Renting out a property can be a great extra source of income, but things don’t always go to plan, and if you don’t take the necessary steps to protect yourself legally then it can cause headaches and leave you out of pocket. Equally, tenants may feel unfairly treated if the bond is withheld, which is why a condition report is so important as evidence of the state of a property.
What is a condition report?
A condition report is a document that records the general condition of the property or room at both the beginning and the end of a tenancy and is required by law in all states and territories of Australia. There is a standard form condition report for each state/territory, so you must use the relevant form depending on where the property is located.
Both landlords and tenants can attach extra information to the standard form report if it helps to provide more evidence about the state of the property. Photographs, video recordings and additional written notes are just some examples, though this extra information should be signed off on to demonstrate that both parties agree.
Why is it important?
The report is extremely important, particularly at the end of the tenancy, in case dispute arises over payment of the bond, and which party is responsible for cleaning, damage, etc. When there is a dispute, the condition report is one of the main forms of evidence used in Court or by a Tribunal, so it can help prevent either the landlord or tenants from being treated unfairly.
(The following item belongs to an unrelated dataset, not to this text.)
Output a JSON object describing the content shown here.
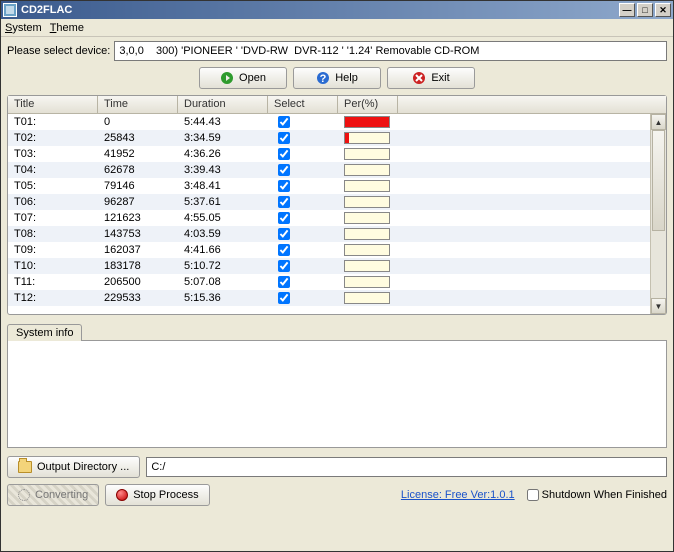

Condition reports are also important for co-tenancy shared accommodation since they help landlords attribute damage to individual tenants.
Advice for landlords
It’s a good idea for a landlord to take photographs of the property and include them in the report, so that, should any damage be made to the property during the rental period, you will have evidence of this and be able to withhold part or all of the bond. If a bond has been paid, give your tenant two signed copies of the condition report.
Advice for tenants
Tenants should also take photographs, particularly if there is any pre-existing damage to the property before you move in so that if the landlord attempts to withhold part or all of the bond for damage you will have legal recourse. Inspect your room or property closely and make sure the description in the condition report is fair and accurate. Return one of the signed copies to your landlord at the beginning of your tenancy.